    During an interview, Clark was asked if he thought he could make it on the outside if he were released from prison.

    “Would I let me out? No. That’s the honest-to-God truth,” Clark said. “Not me. Because I make too many damn bad decisions. That’s just the honest truth.”

    Until the governor signs his death warrant, he’ll keep writing instead.

    http://www.miamiherald.com/2011/09/0...#ixzz1X2GBOFzr

  4. #4
    Administrator Heidi's Avatar
    Join Date
    Oct 2010
    Posts
    32,385
    Seems to me they could classify inmates, and read mail accordingly. California has done a half way decent job. There is absolutely no reason a death row inmate should have a blog page!

  5. #5
    Passed away.
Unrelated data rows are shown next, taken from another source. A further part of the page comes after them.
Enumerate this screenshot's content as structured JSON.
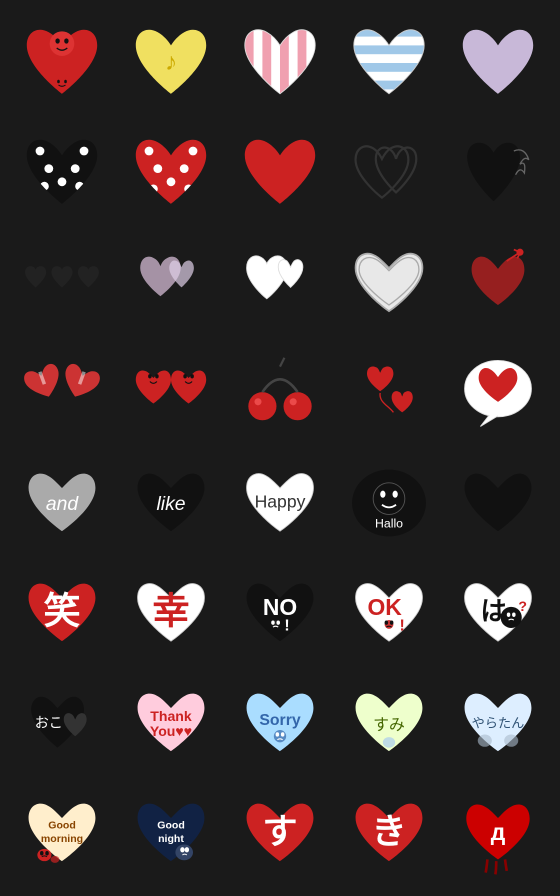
{
  "stickers": [
    {
      "id": 1,
      "desc": "red-heart-face",
      "row": 1,
      "col": 1
    },
    {
      "id": 2,
      "desc": "yellow-heart-music",
      "row": 1,
      "col": 2
    },
    {
      "id": 3,
      "desc": "pink-striped-heart",
      "row": 1,
      "col": 3
    },
    {
      "id": 4,
      "desc": "blue-striped-heart",
      "row": 1,
      "col": 4
    },
    {
      "id": 5,
      "desc": "lavender-heart",
      "row": 1,
      "col": 5
    },
    {
      "id": 6,
      "desc": "black-polka-dot-heart",
      "row": 2,
      "col": 1
    },
    {
      "id": 7,
      "desc": "red-polka-dot-heart",
      "row": 2,
      "col": 2
    },
    {
      "id": 8,
      "desc": "solid-red-heart",
      "row": 2,
      "col": 3
    },
    {
      "id": 9,
      "desc": "double-outline-hearts",
      "row": 2,
      "col": 4
    },
    {
      "id": 10,
      "desc": "black-heart-feather",
      "row": 2,
      "col": 5
    },
    {
      "id": 11,
      "desc": "three-small-hearts",
      "row": 3,
      "col": 1
    },
    {
      "id": 12,
      "desc": "two-light-hearts",
      "row": 3,
      "col": 2
    },
    {
      "id": 13,
      "desc": "two-white-hearts",
      "row": 3,
      "col": 3
    },
    {
      "id": 14,
      "desc": "grey-outlined-heart",
      "row": 3,
      "col": 4
    },
    {
      "id": 15,
      "desc": "red-heart-arrow",
      "row": 3,
      "col": 5
    },
    {
      "id": 16,
      "desc": "candy-hearts",
      "row": 4,
      "col": 1
    },
    {
      "id": 17,
      "desc": "red-face-hearts",
      "row": 4,
      "col": 2
    },
    {
      "id": 18,
      "desc": "cherries",
      "row": 4,
      "col": 3
    },
    {
      "id": 19,
      "desc": "red-falling-hearts",
      "row": 4,
      "col": 4
    },
    {
      "id": 20,
      "desc": "speech-bubble-heart",
      "row": 4,
      "col": 5
    },
    {
      "id": 21,
      "desc": "grey-and-text",
      "row": 5,
      "col": 1
    },
    {
      "id": 22,
      "desc": "black-like-text",
      "row": 5,
      "col": 2
    },
    {
      "id": 23,
      "desc": "white-happy-text",
      "row": 5,
      "col": 3
    },
    {
      "id": 24,
      "desc": "black-hallo-text",
      "row": 5,
      "col": 4
    },
    {
      "id": 25,
      "desc": "solid-black-heart",
      "row": 5,
      "col": 5
    },
    {
      "id": 26,
      "desc": "kanji-laugh-red",
      "row": 6,
      "col": 1
    },
    {
      "id": 27,
      "desc": "kanji-happiness",
      "row": 6,
      "col": 2
    },
    {
      "id": 28,
      "desc": "no-text-heart",
      "row": 6,
      "col": 3
    },
    {
      "id": 29,
      "desc": "ok-text-heart",
      "row": 6,
      "col": 4
    },
    {
      "id": 30,
      "desc": "ha-question-heart",
      "row": 6,
      "col": 5
    },
    {
      "id": 31,
      "desc": "oko-black-hearts",
      "row": 7,
      "col": 1
    },
    {
      "id": 32,
      "desc": "thank-you-heart",
      "row": 7,
      "col": 2
    },
    {
      "id": 33,
      "desc": "sorry-heart",
      "row": 7,
      "col": 3
    },
    {
      "id": 34,
      "desc": "sumimasen-heart",
      "row": 7,
      "col": 4
    },
    {
      "id": 35,
      "desc": "yaratan-heart",
      "row": 7,
      "col": 5
    },
    {
      "id": 36,
      "desc": "good-morning-heart",
      "row": 8,
      "col": 1
    },
    {
      "id": 37,
      "desc": "good-night-heart",
      "row": 8,
      "col": 2
    },
    {
      "id": 38,
      "desc": "su-kanji-heart",
      "row": 8,
      "col": 3
    },
    {
      "id": 39,
      "desc": "ki-kanji-heart",
      "row": 8,
      "col": 4
    },
    {
      "id": 40,
      "desc": "bloody-heart",
      "row": 8,
      "col": 5
    }
  ]
}
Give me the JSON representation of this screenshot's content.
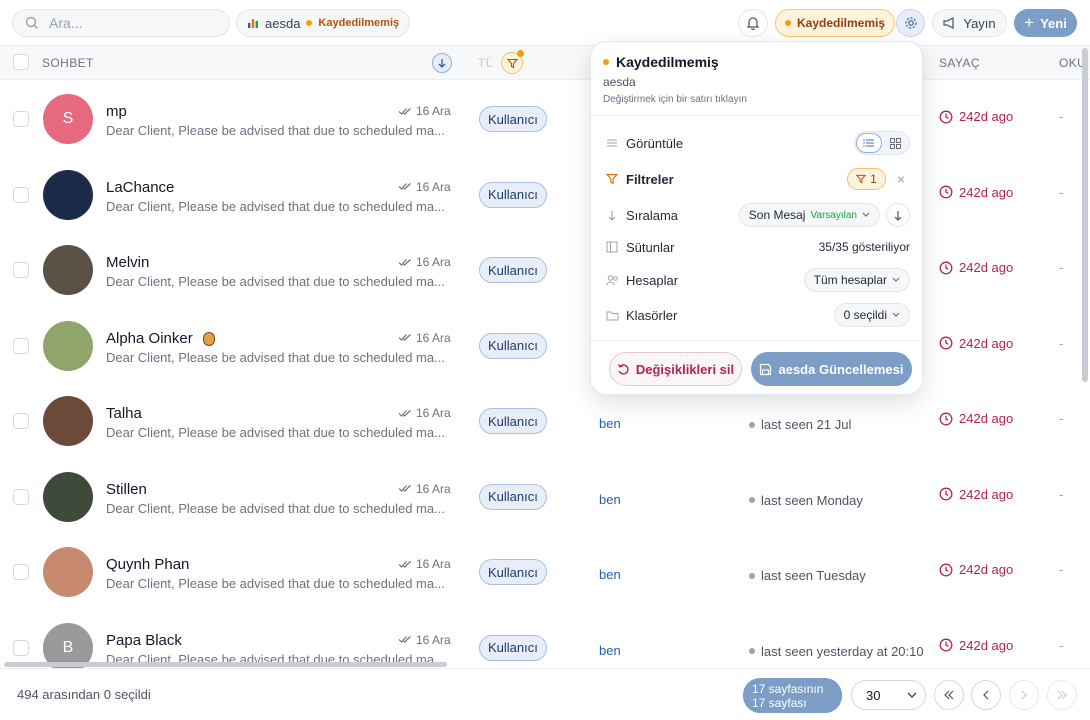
{
  "search": {
    "placeholder": "Ara..."
  },
  "view_chip": {
    "name": "aesda",
    "status": "Kaydedilmemiş"
  },
  "header_actions": {
    "unsaved_label": "Kaydedilmemiş",
    "publish_label": "Yayın",
    "new_label": "Yeni"
  },
  "table": {
    "headers": {
      "chat": "SOHBET",
      "type": "TÜ",
      "counter": "SAYAÇ",
      "read": "OKU"
    },
    "rows": [
      {
        "name": "mp",
        "preview": "Dear Client, Please be advised that due to scheduled ma...",
        "date": "16 Ara",
        "role": "Kullanıcı",
        "assignee": "",
        "seen": "",
        "counter": "242d ago",
        "extra": "-",
        "avatar_initial": "S",
        "avatar_color": "#e56a7e"
      },
      {
        "name": "LaChance",
        "preview": "Dear Client, Please be advised that due to scheduled ma...",
        "date": "16 Ara",
        "role": "Kullanıcı",
        "assignee": "",
        "seen": "",
        "counter": "242d ago",
        "extra": "-",
        "avatar_initial": "",
        "avatar_color": "#1c2a4a"
      },
      {
        "name": "Melvin",
        "preview": "Dear Client, Please be advised that due to scheduled ma...",
        "date": "16 Ara",
        "role": "Kullanıcı",
        "assignee": "",
        "seen": "",
        "counter": "242d ago",
        "extra": "-",
        "avatar_initial": "",
        "avatar_color": "#5b5145"
      },
      {
        "name": "Alpha Oinker",
        "preview": "Dear Client, Please be advised that due to scheduled ma...",
        "date": "16 Ara",
        "role": "Kullanıcı",
        "assignee": "",
        "seen": "",
        "counter": "242d ago",
        "extra": "-",
        "avatar_initial": "",
        "avatar_color": "#8fa56b"
      },
      {
        "name": "Talha",
        "preview": "Dear Client, Please be advised that due to scheduled ma...",
        "date": "16 Ara",
        "role": "Kullanıcı",
        "assignee": "ben",
        "seen": "last seen 21 Jul",
        "counter": "242d ago",
        "extra": "-",
        "avatar_initial": "",
        "avatar_color": "#6b4a3a"
      },
      {
        "name": "Stillen",
        "preview": "Dear Client, Please be advised that due to scheduled ma...",
        "date": "16 Ara",
        "role": "Kullanıcı",
        "assignee": "ben",
        "seen": "last seen Monday",
        "counter": "242d ago",
        "extra": "-",
        "avatar_initial": "",
        "avatar_color": "#3e4a3a"
      },
      {
        "name": "Quynh Phan",
        "preview": "Dear Client, Please be advised that due to scheduled ma...",
        "date": "16 Ara",
        "role": "Kullanıcı",
        "assignee": "ben",
        "seen": "last seen Tuesday",
        "counter": "242d ago",
        "extra": "-",
        "avatar_initial": "",
        "avatar_color": "#c78a6e"
      },
      {
        "name": "Papa Black",
        "preview": "Dear Client, Please be advised that due to scheduled ma...",
        "date": "16 Ara",
        "role": "Kullanıcı",
        "assignee": "ben",
        "seen": "last seen yesterday at 20:10",
        "counter": "242d ago",
        "extra": "-",
        "avatar_initial": "B",
        "avatar_color": "#9a9a9a"
      }
    ]
  },
  "popup": {
    "title": "Kaydedilmemiş",
    "subtitle": "aesda",
    "hint": "Değiştirmek için bir satırı tıklayın",
    "view_label": "Görüntüle",
    "filters_label": "Filtreler",
    "filters_count": "1",
    "filters_clear": "×",
    "sort_label": "Sıralama",
    "sort_value": "Son Mesaj",
    "sort_default": "Varsayılan",
    "columns_label": "Sütunlar",
    "columns_value": "35/35 gösteriliyor",
    "accounts_label": "Hesaplar",
    "accounts_value": "Tüm hesaplar",
    "folders_label": "Klasörler",
    "folders_value": "0 seçildi",
    "discard_label": "Değişiklikleri sil",
    "update_label": "aesda Güncellemesi"
  },
  "footer": {
    "selected_text": "494 arasından 0 seçildi",
    "page_line1": "17 sayfasının",
    "page_line2": "17 sayfası",
    "page_size": "30"
  },
  "colors": {
    "accent": "#7b9dc6",
    "warning": "#f59e0b",
    "danger": "#b42348"
  }
}
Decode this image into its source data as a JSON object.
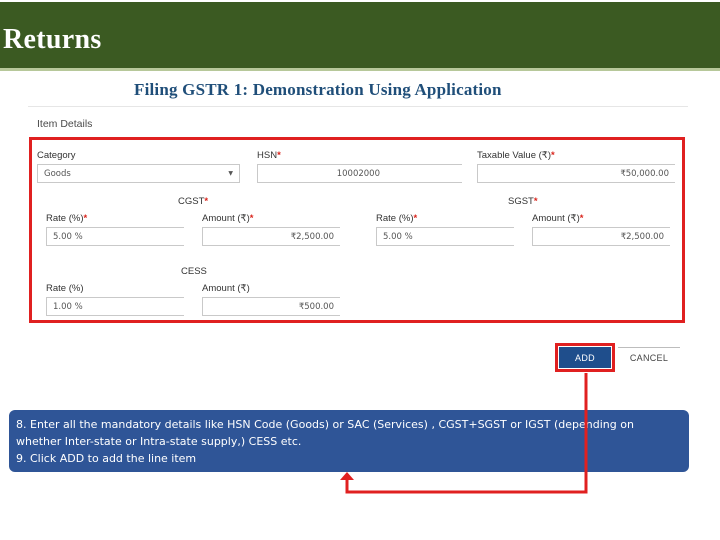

Rob's Avatar
    Join Date
    Nov 2010
    Location
    Far away from you...
    Posts
    151
    I hate those articles that focus on the offender's suffering, while making little or no mention of the real victims. I'm sorry he had a bad childhood, however, pity goes out the window when a person kills someone for their vehicle and boots. Furthermore, the decades he has spent on DR do NOT change what he did. If he is a 'changed' person, then so be it. However, he is still responsible for his crimes. That's the way I see it.

  6. #6
    Administrator Heidi's Avatar
    Join Date
    Oct 2010
    Posts
    32,385
    I think it is sad the FL DOC is back peddling and covering their tracks!

    I also hate the DR inmates' claims of mistreatment, and how their civil rights have been trampled upon. In Indiana they can have cats..Clark gets a television...I guess the next Supreme Court challenge will be for 1,899 channels, and the cable cords....and FLAT SCREENS!

  7. #7
    Junior Member Stranger
    Join Date
    Mar 2014
    Posts
    1
    lol...they have the flat screens ..remotes ....15 or so channels

    R C from what I understand from other inmates ... he's a problem causer.
    The "taking too long to get dressed" thing ... sounds about right ... to hold up the guards to get to the other inmates that are ALREADY to go... he pisses people off !

    FDR UPDATE on RC ....from what I learn on the inside ... he is in solitary / hole . His wife has been barred from entering the prison until further action.

  8. #8
    Administrator Moh's Avatar
    Join Date
    Oct 2010
    Location
    Germany
    Posts
    11,788
    On August 14, 2014, Clark's habeas petition was DENIED in Federal District Court.

    http://docs.justia.com/cases/federal...0547/246567/59

  9. #9
    Administrator Moh's Avatar
    Join Date
    Oct 2010
    Location
    Germany
    Posts
    11,788
    On November 4, 2014, Clark filed an appeal before the US Court of Appeals for the Eleventh Circuit.

    http://dockets.justia.com/docket/cir.../ca11/14-15022

  10. #10
    Administrator Moh's Avatar
    Join Date
    Oct 2010
    Location
    Germany
    Posts
    11,788
    On March 2, 2016, oral argument will be held in Clark's appeal before the Eleventh Circuit.

    http://www.ca11.uscourts.gov/sites/d...d%20public.pdf

Page 1 of 3 123 LastLast

Thread Information

Users Browsing this Thread

There are currently 1 users browsing this thread. (0 members and 1 guests)

Tags for this Thread

Posting Permissions

  • You may not post new threads
  • You may not post replies
  • You may not post attachments
  • You may not edit your posts
  •